─── Extracted data ───

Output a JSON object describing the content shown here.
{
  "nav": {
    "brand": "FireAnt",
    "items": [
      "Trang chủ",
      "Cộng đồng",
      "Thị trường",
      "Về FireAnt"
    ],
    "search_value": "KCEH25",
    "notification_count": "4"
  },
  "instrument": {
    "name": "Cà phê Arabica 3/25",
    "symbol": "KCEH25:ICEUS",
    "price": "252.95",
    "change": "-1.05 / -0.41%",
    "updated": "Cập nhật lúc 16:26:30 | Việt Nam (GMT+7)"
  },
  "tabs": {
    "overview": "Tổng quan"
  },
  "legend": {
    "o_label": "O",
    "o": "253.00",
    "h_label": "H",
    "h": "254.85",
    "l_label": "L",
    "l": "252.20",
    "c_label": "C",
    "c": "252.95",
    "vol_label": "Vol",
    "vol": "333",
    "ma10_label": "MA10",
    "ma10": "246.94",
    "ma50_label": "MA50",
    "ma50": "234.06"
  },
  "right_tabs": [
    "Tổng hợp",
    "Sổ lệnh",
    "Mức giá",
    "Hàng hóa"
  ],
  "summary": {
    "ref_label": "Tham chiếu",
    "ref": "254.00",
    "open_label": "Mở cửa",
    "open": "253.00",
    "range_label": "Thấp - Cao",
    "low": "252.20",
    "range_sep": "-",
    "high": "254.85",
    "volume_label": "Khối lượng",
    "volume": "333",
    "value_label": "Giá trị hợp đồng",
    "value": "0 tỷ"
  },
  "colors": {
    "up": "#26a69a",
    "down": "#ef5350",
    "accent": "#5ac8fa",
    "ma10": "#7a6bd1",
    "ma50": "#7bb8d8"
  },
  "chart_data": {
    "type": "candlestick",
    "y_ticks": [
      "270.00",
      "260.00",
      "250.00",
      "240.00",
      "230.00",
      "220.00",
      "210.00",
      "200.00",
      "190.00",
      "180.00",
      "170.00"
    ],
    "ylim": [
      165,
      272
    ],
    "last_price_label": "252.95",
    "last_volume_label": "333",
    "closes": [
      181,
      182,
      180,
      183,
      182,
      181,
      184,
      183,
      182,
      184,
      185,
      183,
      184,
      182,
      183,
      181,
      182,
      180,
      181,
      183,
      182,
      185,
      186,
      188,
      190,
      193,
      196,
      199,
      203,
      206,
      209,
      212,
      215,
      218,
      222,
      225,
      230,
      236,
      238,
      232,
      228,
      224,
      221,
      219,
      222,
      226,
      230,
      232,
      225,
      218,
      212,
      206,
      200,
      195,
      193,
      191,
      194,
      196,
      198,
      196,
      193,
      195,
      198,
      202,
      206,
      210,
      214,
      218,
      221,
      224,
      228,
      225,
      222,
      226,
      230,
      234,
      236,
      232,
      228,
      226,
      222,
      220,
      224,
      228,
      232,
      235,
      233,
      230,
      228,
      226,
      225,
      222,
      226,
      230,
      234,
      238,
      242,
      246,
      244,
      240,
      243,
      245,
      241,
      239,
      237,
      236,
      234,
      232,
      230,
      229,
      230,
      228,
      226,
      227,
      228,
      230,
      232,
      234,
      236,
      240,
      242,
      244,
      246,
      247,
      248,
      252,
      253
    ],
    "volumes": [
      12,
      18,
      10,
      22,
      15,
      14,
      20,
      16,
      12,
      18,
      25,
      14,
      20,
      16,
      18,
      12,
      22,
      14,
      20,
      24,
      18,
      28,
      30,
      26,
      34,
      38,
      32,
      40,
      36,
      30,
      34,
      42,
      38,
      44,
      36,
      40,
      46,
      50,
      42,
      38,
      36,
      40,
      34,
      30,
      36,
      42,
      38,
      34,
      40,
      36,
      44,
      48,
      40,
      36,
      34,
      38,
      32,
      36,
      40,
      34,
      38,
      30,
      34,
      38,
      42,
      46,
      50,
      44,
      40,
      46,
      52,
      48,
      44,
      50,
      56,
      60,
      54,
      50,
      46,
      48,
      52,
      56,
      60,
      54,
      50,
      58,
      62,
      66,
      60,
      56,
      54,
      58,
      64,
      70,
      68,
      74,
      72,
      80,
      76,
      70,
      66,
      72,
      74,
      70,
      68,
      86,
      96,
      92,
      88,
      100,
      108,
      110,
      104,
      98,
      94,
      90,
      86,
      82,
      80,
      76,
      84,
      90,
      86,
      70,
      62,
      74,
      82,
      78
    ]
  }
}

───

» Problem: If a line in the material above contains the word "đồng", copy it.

» Exercise result:
      "Cộng đồng",
    "value_label": "Giá trị hợp đồng",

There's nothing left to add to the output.